The full set of records must be set down verbatim.

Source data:
---*---

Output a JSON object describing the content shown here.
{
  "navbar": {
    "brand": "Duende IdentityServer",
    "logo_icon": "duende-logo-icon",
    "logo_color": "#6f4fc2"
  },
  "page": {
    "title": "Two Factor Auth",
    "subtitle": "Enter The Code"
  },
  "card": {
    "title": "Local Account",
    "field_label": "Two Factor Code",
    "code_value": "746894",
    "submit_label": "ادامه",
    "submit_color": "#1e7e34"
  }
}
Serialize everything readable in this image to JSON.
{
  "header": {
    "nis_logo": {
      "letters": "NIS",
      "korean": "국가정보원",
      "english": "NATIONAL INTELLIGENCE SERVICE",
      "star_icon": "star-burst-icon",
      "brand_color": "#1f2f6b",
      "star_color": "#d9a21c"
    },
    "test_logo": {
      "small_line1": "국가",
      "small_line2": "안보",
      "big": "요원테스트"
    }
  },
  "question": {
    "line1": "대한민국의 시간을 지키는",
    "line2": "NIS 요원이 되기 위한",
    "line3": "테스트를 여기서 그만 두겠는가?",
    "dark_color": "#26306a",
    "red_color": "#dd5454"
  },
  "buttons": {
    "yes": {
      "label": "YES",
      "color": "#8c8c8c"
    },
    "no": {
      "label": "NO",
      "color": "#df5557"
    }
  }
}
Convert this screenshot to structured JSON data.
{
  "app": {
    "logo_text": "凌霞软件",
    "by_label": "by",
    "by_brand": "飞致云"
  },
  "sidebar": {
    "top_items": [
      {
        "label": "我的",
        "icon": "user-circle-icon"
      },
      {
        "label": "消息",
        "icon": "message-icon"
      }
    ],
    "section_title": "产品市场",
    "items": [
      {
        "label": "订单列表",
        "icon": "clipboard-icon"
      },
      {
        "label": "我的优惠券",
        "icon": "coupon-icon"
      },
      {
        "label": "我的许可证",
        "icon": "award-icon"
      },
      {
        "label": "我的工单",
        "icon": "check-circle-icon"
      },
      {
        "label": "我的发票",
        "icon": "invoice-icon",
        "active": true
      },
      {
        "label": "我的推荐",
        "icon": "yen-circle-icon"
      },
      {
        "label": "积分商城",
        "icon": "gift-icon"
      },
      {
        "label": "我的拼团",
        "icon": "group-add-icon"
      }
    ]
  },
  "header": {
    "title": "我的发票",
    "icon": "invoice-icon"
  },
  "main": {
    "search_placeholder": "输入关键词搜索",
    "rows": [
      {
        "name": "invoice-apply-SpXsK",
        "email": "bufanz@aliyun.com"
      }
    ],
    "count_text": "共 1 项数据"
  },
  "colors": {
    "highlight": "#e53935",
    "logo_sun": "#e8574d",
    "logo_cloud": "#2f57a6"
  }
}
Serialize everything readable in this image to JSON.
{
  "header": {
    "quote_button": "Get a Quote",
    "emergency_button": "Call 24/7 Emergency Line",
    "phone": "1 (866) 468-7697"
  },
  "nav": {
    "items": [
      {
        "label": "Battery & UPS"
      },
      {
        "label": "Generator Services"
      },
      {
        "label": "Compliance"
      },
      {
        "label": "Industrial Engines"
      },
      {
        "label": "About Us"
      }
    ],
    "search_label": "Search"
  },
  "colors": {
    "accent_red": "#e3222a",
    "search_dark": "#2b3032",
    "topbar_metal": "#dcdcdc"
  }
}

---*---

SOLUTION TO THE EXERCISE:
Output a JSON object describing the content shown here.
{
  "navbar": {
    "brand": "Duende IdentityServer",
    "logo_icon": "duende-logo-icon",
    "logo_color": "#6f4fc2"
  },
  "page": {
    "title": "Two Factor Auth",
    "subtitle": "Enter The Code"
  },
  "card": {
    "title": "Local Account",
    "field_label": "Two Factor Code",
    "code_value": "746894",
    "submit_label": "ادامه",
    "submit_color": "#1e7e34"
  }
}
Serialize everything readable in this image to JSON.
{
  "header": {
    "nis_logo": {
      "letters": "NIS",
      "korean": "국가정보원",
      "english": "NATIONAL INTELLIGENCE SERVICE",
      "star_icon": "star-burst-icon",
      "brand_color": "#1f2f6b",
      "star_color": "#d9a21c"
    },
    "test_logo": {
      "small_line1": "국가",
      "small_line2": "안보",
      "big": "요원테스트"
    }
  },
  "question": {
    "line1": "대한민국의 시간을 지키는",
    "line2": "NIS 요원이 되기 위한",
    "line3": "테스트를 여기서 그만 두겠는가?",
    "dark_color": "#26306a",
    "red_color": "#dd5454"
  },
  "buttons": {
    "yes": {
      "label": "YES",
      "color": "#8c8c8c"
    },
    "no": {
      "label": "NO",
      "color": "#df5557"
    }
  }
}
Convert this screenshot to structured JSON data.
{
  "app": {
    "logo_text": "凌霞软件",
    "by_label": "by",
    "by_brand": "飞致云"
  },
  "sidebar": {
    "top_items": [
      {
        "label": "我的",
        "icon": "user-circle-icon"
      },
      {
        "label": "消息",
        "icon": "message-icon"
      }
    ],
    "section_title": "产品市场",
    "items": [
      {
        "label": "订单列表",
        "icon": "clipboard-icon"
      },
      {
        "label": "我的优惠券",
        "icon": "coupon-icon"
      },
      {
        "label": "我的许可证",
        "icon": "award-icon"
      },
      {
        "label": "我的工单",
        "icon": "check-circle-icon"
      },
      {
        "label": "我的发票",
        "icon": "invoice-icon",
        "active": true
      },
      {
        "label": "我的推荐",
        "icon": "yen-circle-icon"
      },
      {
        "label": "积分商城",
        "icon": "gift-icon"
      },
      {
        "label": "我的拼团",
        "icon": "group-add-icon"
      }
    ]
  },
  "header": {
    "title": "我的发票",
    "icon": "invoice-icon"
  },
  "main": {
    "search_placeholder": "输入关键词搜索",
    "rows": [
      {
        "name": "invoice-apply-SpXsK",
        "email": "bufanz@aliyun.com"
      }
    ],
    "count_text": "共 1 项数据"
  },
  "colors": {
    "highlight": "#e53935",
    "logo_sun": "#e8574d",
    "logo_cloud": "#2f57a6"
  }
}
Serialize everything readable in this image to JSON.
{
  "header": {
    "quote_button": "Get a Quote",
    "emergency_button": "Call 24/7 Emergency Line",
    "phone": "1 (866) 468-7697"
  },
  "nav": {
    "items": [
      {
        "label": "Battery & UPS"
      },
      {
        "label": "Generator Services"
      },
      {
        "label": "Compliance"
      },
      {
        "label": "Industrial Engines"
      },
      {
        "label": "About Us"
      }
    ],
    "search_label": "Search"
  },
  "colors": {
    "accent_red": "#e3222a",
    "search_dark": "#2b3032",
    "topbar_metal": "#dcdcdc"
  }
}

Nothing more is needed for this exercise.